Late night diary of a dance festival junkie

Watching 23 live dance shows over one weekend is not your everyday audience’s experience. I found it induced an addictive state of emotional and intellectual overdrive – you know you can’t really cope with another show but you just can’t bear to miss one either. Nor miss being part of the debate…

Even a cursory eavesdrop on post performance audience chat gave clear indications that the shows we liked the most were those ingenious enough to make us laugh, and usually at ourselves. Often the movement seemed based on yoga, pornography, hip-hop or disco dancing; the simulated sex scenes were either ridiculous or downright nasty and any sentiment expressed, pathetic and punishable.
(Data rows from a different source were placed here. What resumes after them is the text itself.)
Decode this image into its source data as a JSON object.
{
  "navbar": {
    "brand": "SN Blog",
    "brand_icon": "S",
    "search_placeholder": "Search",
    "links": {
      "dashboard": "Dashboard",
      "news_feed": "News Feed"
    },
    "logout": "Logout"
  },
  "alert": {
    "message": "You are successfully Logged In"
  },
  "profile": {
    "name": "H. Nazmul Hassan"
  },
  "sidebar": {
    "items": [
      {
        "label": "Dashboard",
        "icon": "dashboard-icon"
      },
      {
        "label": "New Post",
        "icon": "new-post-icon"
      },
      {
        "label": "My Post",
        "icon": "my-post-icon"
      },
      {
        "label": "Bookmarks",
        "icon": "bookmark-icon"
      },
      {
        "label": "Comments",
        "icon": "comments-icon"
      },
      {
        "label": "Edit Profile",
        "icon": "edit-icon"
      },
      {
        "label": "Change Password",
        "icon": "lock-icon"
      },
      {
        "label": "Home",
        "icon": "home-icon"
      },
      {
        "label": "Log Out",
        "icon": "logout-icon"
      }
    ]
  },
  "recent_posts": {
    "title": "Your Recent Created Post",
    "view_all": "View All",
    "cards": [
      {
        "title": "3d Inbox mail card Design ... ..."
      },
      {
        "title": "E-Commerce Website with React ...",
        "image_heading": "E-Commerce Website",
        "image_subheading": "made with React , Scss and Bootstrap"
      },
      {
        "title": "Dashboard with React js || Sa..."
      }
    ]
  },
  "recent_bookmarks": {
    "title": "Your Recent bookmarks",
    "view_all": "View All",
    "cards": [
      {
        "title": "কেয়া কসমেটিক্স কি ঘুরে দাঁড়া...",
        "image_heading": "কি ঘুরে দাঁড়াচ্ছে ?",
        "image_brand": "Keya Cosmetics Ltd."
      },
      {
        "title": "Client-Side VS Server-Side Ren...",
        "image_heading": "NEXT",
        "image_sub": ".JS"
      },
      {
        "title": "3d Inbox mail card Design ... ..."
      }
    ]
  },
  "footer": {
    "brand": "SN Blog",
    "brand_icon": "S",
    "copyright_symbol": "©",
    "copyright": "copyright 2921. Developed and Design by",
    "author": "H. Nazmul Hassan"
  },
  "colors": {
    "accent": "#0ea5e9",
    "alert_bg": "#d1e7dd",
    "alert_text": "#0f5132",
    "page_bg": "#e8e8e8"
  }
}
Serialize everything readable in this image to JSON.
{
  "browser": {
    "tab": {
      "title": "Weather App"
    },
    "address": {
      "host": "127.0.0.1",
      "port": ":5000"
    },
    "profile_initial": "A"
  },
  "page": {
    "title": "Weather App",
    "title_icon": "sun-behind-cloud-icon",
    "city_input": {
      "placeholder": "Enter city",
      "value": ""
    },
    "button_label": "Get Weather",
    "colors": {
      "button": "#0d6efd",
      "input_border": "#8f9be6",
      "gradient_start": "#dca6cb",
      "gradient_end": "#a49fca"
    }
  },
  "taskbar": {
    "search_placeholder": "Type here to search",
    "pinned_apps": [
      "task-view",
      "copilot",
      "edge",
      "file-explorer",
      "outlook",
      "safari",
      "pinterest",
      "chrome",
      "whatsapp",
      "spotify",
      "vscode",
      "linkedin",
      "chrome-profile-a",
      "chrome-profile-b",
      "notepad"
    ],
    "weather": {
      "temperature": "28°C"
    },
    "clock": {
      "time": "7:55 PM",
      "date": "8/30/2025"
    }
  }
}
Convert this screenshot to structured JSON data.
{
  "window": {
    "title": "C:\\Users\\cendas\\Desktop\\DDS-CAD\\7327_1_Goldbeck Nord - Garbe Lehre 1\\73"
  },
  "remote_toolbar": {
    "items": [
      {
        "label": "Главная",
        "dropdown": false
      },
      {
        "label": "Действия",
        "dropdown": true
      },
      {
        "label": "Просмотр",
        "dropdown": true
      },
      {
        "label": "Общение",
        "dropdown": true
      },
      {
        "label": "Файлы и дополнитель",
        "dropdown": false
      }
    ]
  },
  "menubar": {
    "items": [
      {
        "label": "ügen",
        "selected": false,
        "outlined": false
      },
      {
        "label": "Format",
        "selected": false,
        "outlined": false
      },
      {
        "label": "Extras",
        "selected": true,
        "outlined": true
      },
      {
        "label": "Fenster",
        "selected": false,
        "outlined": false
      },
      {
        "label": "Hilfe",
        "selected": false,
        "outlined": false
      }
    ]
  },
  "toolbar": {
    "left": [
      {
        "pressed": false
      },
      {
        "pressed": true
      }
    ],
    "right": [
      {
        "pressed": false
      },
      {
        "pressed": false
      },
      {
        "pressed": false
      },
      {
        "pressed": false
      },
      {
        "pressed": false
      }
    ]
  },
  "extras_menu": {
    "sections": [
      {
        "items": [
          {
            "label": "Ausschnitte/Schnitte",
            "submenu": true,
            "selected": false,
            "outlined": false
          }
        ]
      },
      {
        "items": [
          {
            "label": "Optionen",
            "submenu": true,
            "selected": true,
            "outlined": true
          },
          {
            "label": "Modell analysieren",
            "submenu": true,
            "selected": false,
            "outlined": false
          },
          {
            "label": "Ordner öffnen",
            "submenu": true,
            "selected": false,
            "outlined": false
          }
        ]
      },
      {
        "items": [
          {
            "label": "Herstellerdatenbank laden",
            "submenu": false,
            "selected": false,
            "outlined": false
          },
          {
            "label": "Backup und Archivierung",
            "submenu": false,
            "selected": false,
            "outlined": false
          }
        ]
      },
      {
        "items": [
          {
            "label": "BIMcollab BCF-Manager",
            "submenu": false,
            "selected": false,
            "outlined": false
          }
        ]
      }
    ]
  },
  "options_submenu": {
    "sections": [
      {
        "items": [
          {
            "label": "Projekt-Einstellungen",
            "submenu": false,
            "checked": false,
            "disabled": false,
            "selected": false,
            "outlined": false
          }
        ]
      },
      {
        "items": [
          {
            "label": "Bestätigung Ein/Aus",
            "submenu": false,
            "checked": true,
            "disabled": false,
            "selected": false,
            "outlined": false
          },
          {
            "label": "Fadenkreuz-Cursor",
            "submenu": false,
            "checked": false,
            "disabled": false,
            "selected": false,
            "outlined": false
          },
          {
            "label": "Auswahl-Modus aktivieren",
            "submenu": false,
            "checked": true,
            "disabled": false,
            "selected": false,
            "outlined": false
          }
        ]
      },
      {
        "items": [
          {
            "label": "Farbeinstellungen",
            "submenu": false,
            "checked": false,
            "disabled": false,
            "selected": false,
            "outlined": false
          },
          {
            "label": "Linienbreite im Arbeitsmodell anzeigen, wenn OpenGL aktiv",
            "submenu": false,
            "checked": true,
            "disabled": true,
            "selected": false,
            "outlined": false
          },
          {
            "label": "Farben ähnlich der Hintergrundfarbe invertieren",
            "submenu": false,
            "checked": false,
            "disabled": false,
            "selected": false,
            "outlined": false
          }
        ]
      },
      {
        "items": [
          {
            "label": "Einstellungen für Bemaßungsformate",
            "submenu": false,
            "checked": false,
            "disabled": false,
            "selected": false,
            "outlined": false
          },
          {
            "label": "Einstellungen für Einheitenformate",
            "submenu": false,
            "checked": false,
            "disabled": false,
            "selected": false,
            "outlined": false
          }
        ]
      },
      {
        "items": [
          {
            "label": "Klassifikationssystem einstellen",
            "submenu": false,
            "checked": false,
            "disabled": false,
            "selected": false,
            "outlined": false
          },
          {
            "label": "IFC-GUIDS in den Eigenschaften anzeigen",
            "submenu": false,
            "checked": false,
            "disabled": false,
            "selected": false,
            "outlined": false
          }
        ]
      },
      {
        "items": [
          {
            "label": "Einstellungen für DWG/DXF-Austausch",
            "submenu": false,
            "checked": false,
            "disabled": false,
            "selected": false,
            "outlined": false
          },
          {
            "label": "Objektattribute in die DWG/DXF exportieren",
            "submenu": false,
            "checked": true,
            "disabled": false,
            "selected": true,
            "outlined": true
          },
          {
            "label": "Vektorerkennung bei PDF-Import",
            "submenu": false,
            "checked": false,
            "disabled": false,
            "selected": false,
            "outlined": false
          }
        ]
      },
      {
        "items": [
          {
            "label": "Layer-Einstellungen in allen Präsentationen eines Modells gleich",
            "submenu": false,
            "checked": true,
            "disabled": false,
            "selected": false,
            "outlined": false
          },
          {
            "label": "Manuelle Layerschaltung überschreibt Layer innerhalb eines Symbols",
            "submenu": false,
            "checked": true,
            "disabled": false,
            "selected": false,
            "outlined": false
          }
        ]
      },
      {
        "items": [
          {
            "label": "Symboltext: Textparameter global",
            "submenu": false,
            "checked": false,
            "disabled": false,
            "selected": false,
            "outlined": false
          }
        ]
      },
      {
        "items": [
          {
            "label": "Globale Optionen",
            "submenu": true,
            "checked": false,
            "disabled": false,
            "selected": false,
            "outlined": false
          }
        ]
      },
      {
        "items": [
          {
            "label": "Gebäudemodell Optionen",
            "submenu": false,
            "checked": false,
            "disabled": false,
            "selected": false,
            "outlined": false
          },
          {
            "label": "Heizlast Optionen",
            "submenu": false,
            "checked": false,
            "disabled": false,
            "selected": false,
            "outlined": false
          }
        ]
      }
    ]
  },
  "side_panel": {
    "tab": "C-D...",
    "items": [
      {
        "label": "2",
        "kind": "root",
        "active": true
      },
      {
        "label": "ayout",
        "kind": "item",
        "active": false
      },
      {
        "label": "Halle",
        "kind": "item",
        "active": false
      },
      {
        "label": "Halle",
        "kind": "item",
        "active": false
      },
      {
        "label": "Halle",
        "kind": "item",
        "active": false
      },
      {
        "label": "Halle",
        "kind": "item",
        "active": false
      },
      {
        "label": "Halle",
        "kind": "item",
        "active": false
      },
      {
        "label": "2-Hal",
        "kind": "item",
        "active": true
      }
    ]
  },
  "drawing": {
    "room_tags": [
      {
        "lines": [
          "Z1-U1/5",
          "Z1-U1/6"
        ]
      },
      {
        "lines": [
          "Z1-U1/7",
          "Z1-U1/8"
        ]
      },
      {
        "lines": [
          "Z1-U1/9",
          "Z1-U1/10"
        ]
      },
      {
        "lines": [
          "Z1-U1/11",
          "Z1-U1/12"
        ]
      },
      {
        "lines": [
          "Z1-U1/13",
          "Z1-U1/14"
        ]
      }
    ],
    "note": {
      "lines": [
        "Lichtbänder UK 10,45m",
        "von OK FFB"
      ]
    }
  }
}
Conversely, the pieces that irritated us the most were those whose movement vocabulary seemed to hail from the nineties: tried and tested, beautiful and fluid, and where sex and love were portrayed un-ironically, as complex but mainly positive, or at least earnest, experiences. The shows that we appreciated but that held us somewhat at bay because of their over evident prowess, were those exploiting the impressive effect of a repeated movement motif, gradually imbued with meaning through the power of the onlooker’s own imagination. There were three works, more broadly political perhaps, that clearly didn’t fit into any of those categories and caused heated artistic argument (but for those, check the reviews, wink).

In the midst of the dance, what proved immensely satisfying and helped me digest all the speedily consumed choreographed existentialism during the festival, was the parallel creative outlet that the Springback Academy offered to us, the crew of 14 critics.

The fact that we were also frantically working to get our own show on the road: our thoughts in focus, our reviews written, that exact right word and that ever-elusive internet connection, added acuity to the whole experience. Not to mention the delight of meeting such a group of fascinating, sparky individuals from all over Europe, who’d found a common language in their love of writing about dance.

We had to work too hard and too quickly; there was not enough time to dig as deep as we felt we ought; and there was genuine regret at not having more moments to hang-out and get to know each other better. However, our marathon speed walks from show to show, our condensed analysis, relayed whilst queuing for the loo, our discussion during a cramped Barcelona bus ride about how the word promiscuity in French means proximity in English and how that must affect our view of dance; all this, together with our shared sense of purpose, meant we felt greatly more engaged than might the passive punter or dance producer on the prowl. We were empowered ‘dramaturges’ of the whole event, documenting, commentating, criticizing: actively commandeering the experience and making it our own. It wasn’t until about 1am in the hotel room every night, trying to overcome fatigue and get my reviews written whilst the rest of the festival-goers were still in the bar or already asleep, that it all felt a tad mad. But in no way would I have missed the next day’s fix.

Oonagh Duckworth